Heating from the sun is very local and specific. Leaves that are perpendicular to the sun’s rays heat up more than those at an angle to it, and the part of a curved leaf that is most perpendicular heats up most. When leaves burn from too much sunlight, it is usually due to the heat carried by the sunlight, and not from the light it carries.
Too much light can bleach the chlorophyll from a leaf not adapted to full sun, but usually doesn’t kill the tissues. The tissues are killed by overheating from the energy in the sunlight. The injured spot is usually in the part of the leaf that faced the sun late in the afternoon, when the air temperature is highest. It is usually on the southwest side of the plant, where the sunlight is at that time of day.

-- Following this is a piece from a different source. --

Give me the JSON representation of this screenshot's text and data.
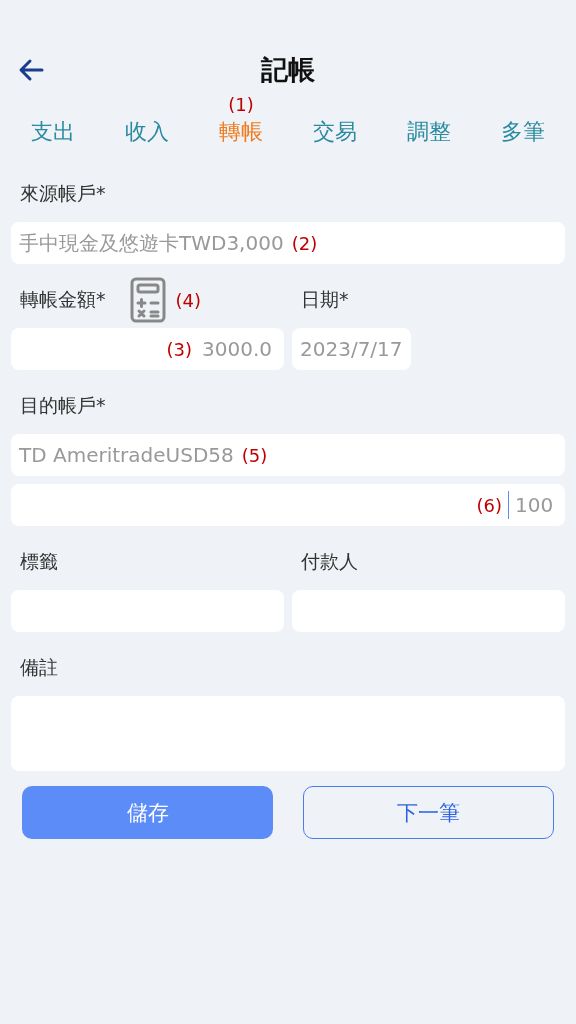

Radiant heat can also be used to warm plants in greenhouses, or outside when early or late frosts threaten. Even a single light bulb hung in a tender tree might keep it from freezing on a cold night.
How Plants Keep Cool
Plants keep cool by transpiring water. Almost all the water that enters their roots transpires from their leaves; only a small amount is incorporated into the plant. Transpiration cools a plant just as wearing a wet shirt cools a human. This is why it’s so important to keep plants watered on hot days. A plant can go without water for several days in cool weather, but can be killed from overheating in just a few hours on a hot day.
The American Horticultural Society has published a map of heat zones for the United States. For more information, see The Heat Zone Map.